Pop quiz, folks!
On which day of the week were you born?
What did you order for dinner on your very first date?
What did you do on this day exactly seven years ago? (No peeking at the Blackberry!)
If you’re having trouble with this quiz, there’s no need to worry, especially if you hung out with Marilu Henner your whole life. She could probably answer these questions for you.
You see, Marilu – the prolific actress and author (start humming the theme to “Taxi” if you need more context) – has a rare ability called Highly Superior Autobiographical Memory (HSAM). About a dozen people in the United States have been identified with this super-cool capacity to recall every detail of one’s own life since childhood. In Marilu’s case, she can remember everything that’s happened to her since she was 18 months old.
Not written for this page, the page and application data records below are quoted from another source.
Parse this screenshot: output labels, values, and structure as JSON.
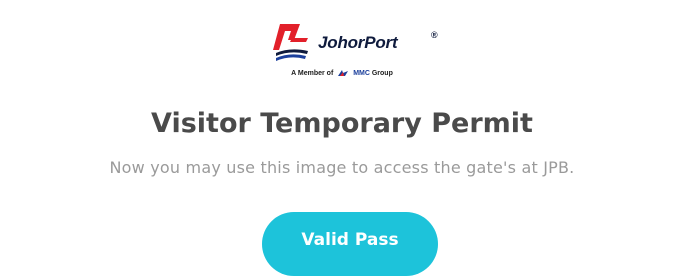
{
  "logo": {
    "brand_name": "JohorPort",
    "registered_mark": "®",
    "member_prefix": "A Member of",
    "member_group_brand": "MMC",
    "member_group_suffix": "Group",
    "icon": "johorport-logo-icon",
    "colors": {
      "red": "#e2202a",
      "navy": "#0f1b3d",
      "blue": "#1b3f9c"
    }
  },
  "page": {
    "title": "Visitor Temporary Permit",
    "subtitle": "Now you may use this image to access the gate's at JPB."
  },
  "actions": {
    "valid_pass_label": "Valid Pass",
    "valid_pass_color": "#1dc3da"
  }
}
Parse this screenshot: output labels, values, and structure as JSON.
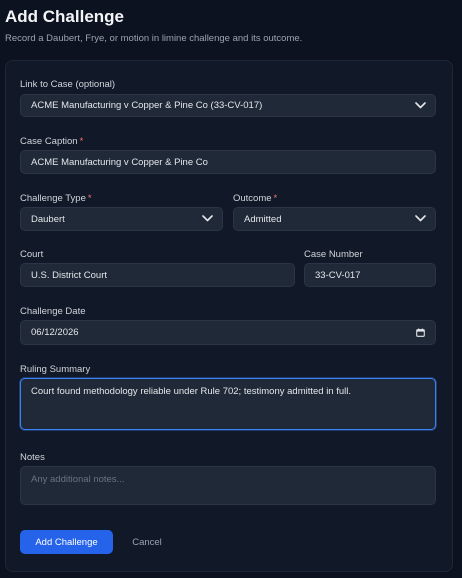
{
  "header": {
    "title": "Add Challenge",
    "subtitle": "Record a Daubert, Frye, or motion in limine challenge and its outcome."
  },
  "form": {
    "link_case": {
      "label": "Link to Case (optional)",
      "value": "ACME Manufacturing v Copper & Pine Co (33-CV-017)"
    },
    "case_caption": {
      "label": "Case Caption",
      "required_mark": "*",
      "value": "ACME Manufacturing v Copper & Pine Co"
    },
    "challenge_type": {
      "label": "Challenge Type",
      "required_mark": "*",
      "value": "Daubert"
    },
    "outcome": {
      "label": "Outcome",
      "required_mark": "*",
      "value": "Admitted"
    },
    "court": {
      "label": "Court",
      "value": "U.S. District Court"
    },
    "case_number": {
      "label": "Case Number",
      "value": "33-CV-017"
    },
    "challenge_date": {
      "label": "Challenge Date",
      "value": "06/12/2026"
    },
    "ruling_summary": {
      "label": "Ruling Summary",
      "value": "Court found methodology reliable under Rule 702; testimony admitted in full."
    },
    "notes": {
      "label": "Notes",
      "placeholder": "Any additional notes..."
    }
  },
  "actions": {
    "submit_label": "Add Challenge",
    "cancel_label": "Cancel"
  },
  "colors": {
    "background": "#0d1220",
    "card": "#111827",
    "field": "#1f2937",
    "accent": "#2563eb",
    "required": "#f87171",
    "focus_ring": "#3b82f6"
  },
  "icons": {
    "select_indicator": "chevron-down-icon",
    "date_picker": "calendar-icon"
  }
}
Marilu came to the Warren-Newport Public Library in Gurnee last night to share her story and promote her new book, Total Memory Makeover. She told us about growing up in Logan Square (yep, and her heart will always be with Chicago) while her parents ran a dancing school in their three-car garage and a beauty salon in their kitchen.
She described her knack for remembering EVERYTHING since she was quite small and how this helped her gain an edge over her five siblings when they argued over who was right. And she detailed her discovery that there was a name for her condition when her memory was tested at the University of California — Irvine by Dr. James McGaugh and his research team.
Brain scans showed that Marilu’s brain “over-indexes in certain areas 7 – 10 times that of a normal brain.” While I want to know more about what this means, my husband asked what I thought was a pretty poignant question:
“What do you have to give up in order to have that ability?”
In Marilu’s book (which I have not read yet), she offers tips for improving memory by increasing awareness of one’s surroundings and experiences. She relies on her father’s advice that all experiences should follow three steps: anticipation, participation, and recollection. This was drilled into her way of being so that she’s made a habit of asking, “What am I looking forward to?” “What’s happening right now?” and “What are the details of what just happened?”
She suggests this kind of awareness is relevant for anyone and not just those with HSAM. I think it holds promise for caregivers as well.
Here’s what I mean. Caregiving is full of difficult and beautiful moments. Often, caregivers are so busy that the moments get lost in the midst of medical appointments, providing personal care, and attending to financial and legal matters. If caregivers start practicing “anticipation, participation, and recollection” they might not only feel more organized –they might be able to savor the beautiful moments longer, too.
Or in Marilu’s words, “Memory is the strongest defense against meaningless.”
The event raised quite a buzz in sleepy Gurnee. The room was packed and it was a lively conversation. One highlight was the man in the audience who stated he had dated Marilu’s sister. He and Marilu proceeded to recall adventures around the dinner table at the Henner household.
Marilu’s exuberance filled the room. Although I couldn’t find a reference online, I’m pretty sure I once read that Marilu only needs 4 – 5 hours of sleep a night because she has so much natural energy.
After seeing her last night, I believe it.